We took a look at some of the Facebook Connect libraries out there for the iPhone, especially ones written in Objective-C, and were shocked at how hands-on you had to get to do something as simple as publish a message.
They tend to be complicated because there are multiple steps involved. The first step is enabling the user to login. This means the user has to authenticate on Facebook’s web site. In Corona, you can open any URL inside a web popup without leaving Corona. So in our facebook.lua library, we automatically bring you to the Facebook login page and then capture the appropriate results to access the Facebook Connect API.
Once you’ve authenticated with Facebook, there are several additional steps that make using the Facebook API unwieldy like keeping track of a session key to create REST-based queries. To make your life easier, the facebook.lua library wraps all those details for you. The actual Facebook sample uses this library to do a lot of fancy things like adding a status message telling you whether you’re connected. Once connected, the sample will publish a new post to your wall adding an image and a hyperlink to that same post.

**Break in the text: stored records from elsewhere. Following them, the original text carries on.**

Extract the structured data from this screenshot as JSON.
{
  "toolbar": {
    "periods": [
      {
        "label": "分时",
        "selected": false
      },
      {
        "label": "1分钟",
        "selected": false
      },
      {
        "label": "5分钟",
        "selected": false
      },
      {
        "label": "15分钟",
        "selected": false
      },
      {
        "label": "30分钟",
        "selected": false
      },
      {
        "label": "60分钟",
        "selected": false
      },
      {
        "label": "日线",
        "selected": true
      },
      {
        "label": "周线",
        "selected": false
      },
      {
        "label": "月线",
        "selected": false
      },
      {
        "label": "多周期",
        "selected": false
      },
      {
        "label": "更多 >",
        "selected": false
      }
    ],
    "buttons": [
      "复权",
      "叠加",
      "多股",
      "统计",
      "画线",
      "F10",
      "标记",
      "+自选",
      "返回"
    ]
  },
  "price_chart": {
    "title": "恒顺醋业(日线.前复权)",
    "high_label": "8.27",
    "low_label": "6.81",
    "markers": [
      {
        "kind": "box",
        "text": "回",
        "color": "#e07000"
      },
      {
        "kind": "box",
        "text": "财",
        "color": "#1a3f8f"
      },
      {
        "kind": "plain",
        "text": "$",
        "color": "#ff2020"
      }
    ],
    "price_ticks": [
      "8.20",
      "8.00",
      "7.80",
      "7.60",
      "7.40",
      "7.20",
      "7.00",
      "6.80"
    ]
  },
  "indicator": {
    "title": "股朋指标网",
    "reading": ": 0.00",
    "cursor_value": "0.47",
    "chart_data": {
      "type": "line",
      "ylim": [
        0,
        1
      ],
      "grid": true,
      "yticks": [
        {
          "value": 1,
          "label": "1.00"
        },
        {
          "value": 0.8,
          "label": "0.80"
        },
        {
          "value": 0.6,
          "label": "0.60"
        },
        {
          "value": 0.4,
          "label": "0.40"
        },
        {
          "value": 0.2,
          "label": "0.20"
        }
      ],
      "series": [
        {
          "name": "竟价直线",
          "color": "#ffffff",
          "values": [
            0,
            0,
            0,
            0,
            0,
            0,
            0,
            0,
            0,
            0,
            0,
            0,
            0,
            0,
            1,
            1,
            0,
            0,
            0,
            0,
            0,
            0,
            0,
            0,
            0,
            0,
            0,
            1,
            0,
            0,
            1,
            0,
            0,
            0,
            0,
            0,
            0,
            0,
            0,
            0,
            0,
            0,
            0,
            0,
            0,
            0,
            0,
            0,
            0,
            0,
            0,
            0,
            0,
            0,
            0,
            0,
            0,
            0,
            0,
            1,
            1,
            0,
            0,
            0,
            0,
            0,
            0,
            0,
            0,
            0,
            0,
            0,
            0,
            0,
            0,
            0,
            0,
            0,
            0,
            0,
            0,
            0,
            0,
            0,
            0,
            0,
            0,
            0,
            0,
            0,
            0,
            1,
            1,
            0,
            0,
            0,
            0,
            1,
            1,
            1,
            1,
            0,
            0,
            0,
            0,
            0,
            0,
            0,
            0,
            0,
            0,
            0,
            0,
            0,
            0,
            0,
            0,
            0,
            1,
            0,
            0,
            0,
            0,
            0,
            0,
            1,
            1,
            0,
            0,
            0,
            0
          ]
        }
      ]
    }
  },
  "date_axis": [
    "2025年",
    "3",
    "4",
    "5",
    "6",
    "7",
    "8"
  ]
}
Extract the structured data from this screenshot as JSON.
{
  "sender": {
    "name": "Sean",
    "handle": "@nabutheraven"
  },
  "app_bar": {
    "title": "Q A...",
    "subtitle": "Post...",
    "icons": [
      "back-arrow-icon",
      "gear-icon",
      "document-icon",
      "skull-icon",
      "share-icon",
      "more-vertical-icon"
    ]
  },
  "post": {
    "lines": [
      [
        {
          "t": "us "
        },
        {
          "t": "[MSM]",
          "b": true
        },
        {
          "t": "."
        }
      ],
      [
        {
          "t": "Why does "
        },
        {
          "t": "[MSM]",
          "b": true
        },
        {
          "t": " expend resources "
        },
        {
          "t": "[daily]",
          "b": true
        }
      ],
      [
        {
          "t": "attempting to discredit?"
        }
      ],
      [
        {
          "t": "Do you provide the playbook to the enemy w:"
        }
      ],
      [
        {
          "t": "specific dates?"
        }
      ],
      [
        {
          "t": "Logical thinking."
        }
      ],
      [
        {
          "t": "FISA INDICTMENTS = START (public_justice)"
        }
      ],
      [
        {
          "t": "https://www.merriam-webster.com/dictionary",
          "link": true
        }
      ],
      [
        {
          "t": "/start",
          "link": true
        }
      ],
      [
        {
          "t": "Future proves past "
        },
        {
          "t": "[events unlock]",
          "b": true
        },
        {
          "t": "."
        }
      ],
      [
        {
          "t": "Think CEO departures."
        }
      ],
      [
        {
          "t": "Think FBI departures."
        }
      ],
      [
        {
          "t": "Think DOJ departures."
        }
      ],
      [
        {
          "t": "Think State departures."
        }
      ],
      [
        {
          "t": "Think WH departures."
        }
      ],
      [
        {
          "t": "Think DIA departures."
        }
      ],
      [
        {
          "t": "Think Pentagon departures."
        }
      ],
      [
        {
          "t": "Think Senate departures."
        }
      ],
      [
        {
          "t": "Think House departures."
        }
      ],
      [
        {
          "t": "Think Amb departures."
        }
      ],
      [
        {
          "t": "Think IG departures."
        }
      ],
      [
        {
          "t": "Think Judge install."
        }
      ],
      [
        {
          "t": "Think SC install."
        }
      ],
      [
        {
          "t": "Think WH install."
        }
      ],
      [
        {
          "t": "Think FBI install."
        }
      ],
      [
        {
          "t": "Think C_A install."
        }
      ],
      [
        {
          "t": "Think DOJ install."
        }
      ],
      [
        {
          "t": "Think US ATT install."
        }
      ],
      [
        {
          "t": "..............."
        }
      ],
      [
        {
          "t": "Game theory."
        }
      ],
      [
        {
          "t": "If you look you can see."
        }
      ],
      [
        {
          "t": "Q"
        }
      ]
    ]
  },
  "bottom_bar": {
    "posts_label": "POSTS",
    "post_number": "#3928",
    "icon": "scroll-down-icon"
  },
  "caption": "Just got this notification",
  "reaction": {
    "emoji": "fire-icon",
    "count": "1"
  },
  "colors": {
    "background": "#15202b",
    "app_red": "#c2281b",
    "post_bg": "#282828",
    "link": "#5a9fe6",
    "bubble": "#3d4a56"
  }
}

Web popups are something you should add to your arsenal as you develop more apps with Corona. They let you combine web pages with standard Corona graphics and animation in novel ways, like creating help screens completely in HTML, gaining access to native UI controls like the picker wheel, and even animating Corona objects by making the background of the web popup transparent.